Last semester's marking has just touched down in my in-tray, so I'm likely to be preoccupied over the next two or three weeks, but to keep my spirits up I've begun making arrangements for my research trip to Japan in May (which is, for the first half, a tour of resorts, malls, etc., inspired by Britain, and particularly the Cotswolds). First up, I've booked two nights in the B&B at Dreamton, near Kameoka (not far from Kyoto). There I will enjoy a full English breakfast in a country cottage with whitewashed walls, but also potentially be disturbed by the cry of frogs at night, according to the information I was sent on booking. This the kind of cognitive dissonance I particularly appreciate. (Of course, we have frogs in England too, but as I found last year Japanese ones sound quite different.) "京都の英国カントリーサイド、静かに流れる時間を存分にお楽しみください", says the booking form: "Enjoy time flowing quietly by in Kyoto's British countryside." I can't wait.

I've tried to contact British Hills, too, but so far no reply. Yufuin Floral Village is next on my list, where I hope to meet up with my good friend Chiho. Watch this space - or the next one.

I've often seen old anthropomorphic maps of England, Britain, or even the British Isles - stuff like this:

Cartoon-Map-of-England-reproduction-of-an

But check out the anime-style versions here (you need to scroll down some way). Are they not considerably more appealing than a sour-faced Britannia who has turned Wales into her chair-back?

In vocabulary news, I've long had difficulty remember the Japanese word for aquarium: suizokukan (水族館). I've seen it several times, but not often enough for it to stick.

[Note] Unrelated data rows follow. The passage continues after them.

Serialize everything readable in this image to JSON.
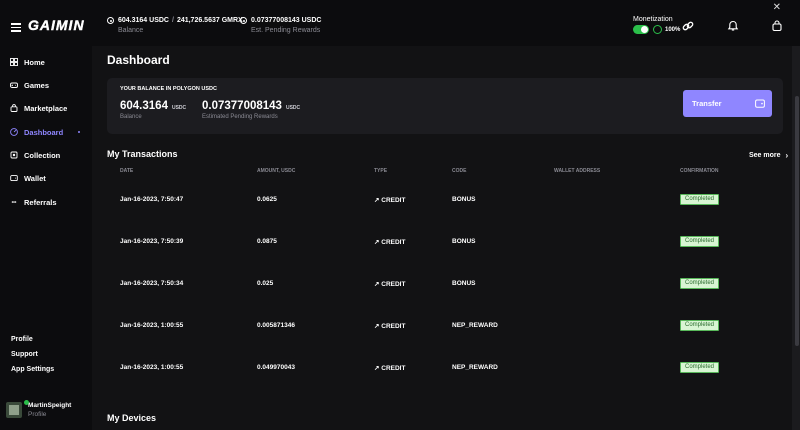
{
  "window": {
    "close_icon": "✕"
  },
  "brand": {
    "logo_text": "GAIMIN"
  },
  "header": {
    "balance_usdc": "604.3164 USDC",
    "balance_gmrx": "241,726.5637 GMRX",
    "balance_label": "Balance",
    "pending_usdc": "0.07377008143 USDC",
    "pending_label": "Est. Pending Rewards",
    "monetization_label": "Monetization",
    "monetization_percent": "100%",
    "monetization_on": true
  },
  "sidebar": {
    "items": [
      {
        "label": "Home",
        "icon": "grid-icon"
      },
      {
        "label": "Games",
        "icon": "gamepad-icon"
      },
      {
        "label": "Marketplace",
        "icon": "bag-icon"
      },
      {
        "label": "Dashboard",
        "icon": "dashboard-icon",
        "active": true
      },
      {
        "label": "Collection",
        "icon": "collection-icon"
      },
      {
        "label": "Wallet",
        "icon": "wallet-icon"
      },
      {
        "label": "Referrals",
        "icon": "referrals-icon"
      }
    ],
    "bottom_links": [
      "Profile",
      "Support",
      "App Settings"
    ],
    "user": {
      "name": "MartinSpeight",
      "subtitle": "Profile"
    }
  },
  "main": {
    "title": "Dashboard",
    "balance_card": {
      "heading": "YOUR BALANCE IN POLYGON USDC",
      "balance_value": "604.3164",
      "balance_unit": "USDC",
      "balance_label": "Balance",
      "pending_value": "0.07377008143",
      "pending_unit": "USDC",
      "pending_label": "Estimated Pending Rewards",
      "transfer_label": "Transfer"
    },
    "transactions": {
      "title": "My Transactions",
      "see_more": "See more",
      "columns": [
        "DATE",
        "AMOUNT, USDC",
        "TYPE",
        "CODE",
        "WALLET ADDRESS",
        "CONFIRMATION"
      ],
      "rows": [
        {
          "date": "Jan-16-2023, 7:50:47",
          "amount": "0.0625",
          "type": "↗ CREDIT",
          "code": "BONUS",
          "wallet": "",
          "confirmation": "Completed"
        },
        {
          "date": "Jan-16-2023, 7:50:39",
          "amount": "0.0875",
          "type": "↗ CREDIT",
          "code": "BONUS",
          "wallet": "",
          "confirmation": "Completed"
        },
        {
          "date": "Jan-16-2023, 7:50:34",
          "amount": "0.025",
          "type": "↗ CREDIT",
          "code": "BONUS",
          "wallet": "",
          "confirmation": "Completed"
        },
        {
          "date": "Jan-16-2023, 1:00:55",
          "amount": "0.005871346",
          "type": "↗ CREDIT",
          "code": "NEP_REWARD",
          "wallet": "",
          "confirmation": "Completed"
        },
        {
          "date": "Jan-16-2023, 1:00:55",
          "amount": "0.049970043",
          "type": "↗ CREDIT",
          "code": "NEP_REWARD",
          "wallet": "",
          "confirmation": "Completed"
        }
      ]
    },
    "devices": {
      "title": "My Devices"
    }
  },
  "colors": {
    "accent": "#8f86ff",
    "success_green": "#2bbf4a",
    "badge_bg": "#d8f5d3",
    "background": "#121214"
  }
}
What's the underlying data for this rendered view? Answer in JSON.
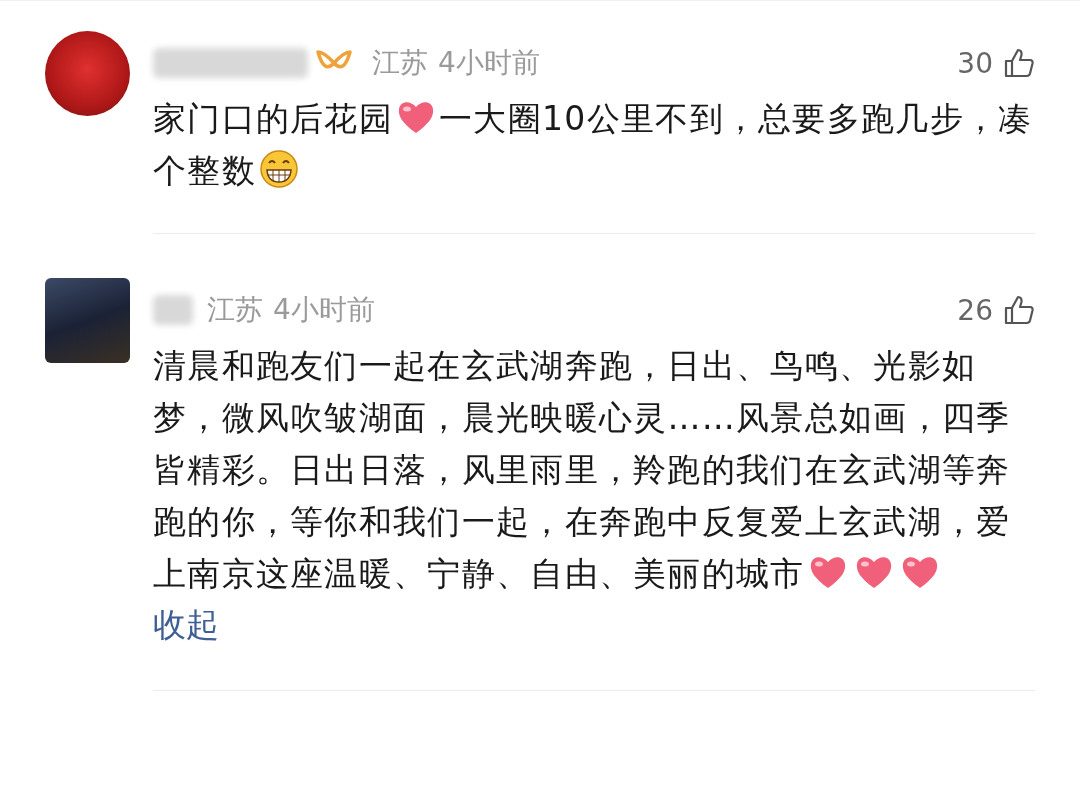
{
  "comments": [
    {
      "kind": "round",
      "badge": true,
      "location": "江苏",
      "time": "4小时前",
      "likes": "30",
      "parts": [
        {
          "kind": "text",
          "text": "家门口的后花园"
        },
        {
          "kind": "heart"
        },
        {
          "kind": "text",
          "text": "一大圈10公里不到，总要多跑几步，凑个整数"
        },
        {
          "kind": "grin"
        }
      ]
    },
    {
      "kind": "square",
      "badge": false,
      "location": "江苏",
      "time": "4小时前",
      "likes": "26",
      "parts": [
        {
          "kind": "text",
          "text": "清晨和跑友们一起在玄武湖奔跑，日出、鸟鸣、光影如梦，微风吹皱湖面，晨光映暖心灵……风景总如画，四季皆精彩。日出日落，风里雨里，羚跑的我们在玄武湖等奔跑的你，等你和我们一起，在奔跑中反复爱上玄武湖，爱上南京这座温暖、宁静、自由、美丽的城市"
        },
        {
          "kind": "heart"
        },
        {
          "kind": "heart"
        },
        {
          "kind": "heart"
        }
      ],
      "collapse": "收起"
    }
  ]
}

Now, I've just realised that kanji-by-kanji it can be translated as "hall of the watery tribe". Given that, I think I won't have any further difficulty. I'll just imagine it was coined by a minor eighteenth-century poet.

Saw 1900 map of Japan as an octopus. Russia hated 'em.

Oddly, the country that seems to have been most often depicted as an octopus is Russia itself (including by the Japanese). There's an interesting article on that particular piece of zoomorphism here.

"hall of the watery tribe"

Thank you. That made my day.

I'm happy to hear it. :)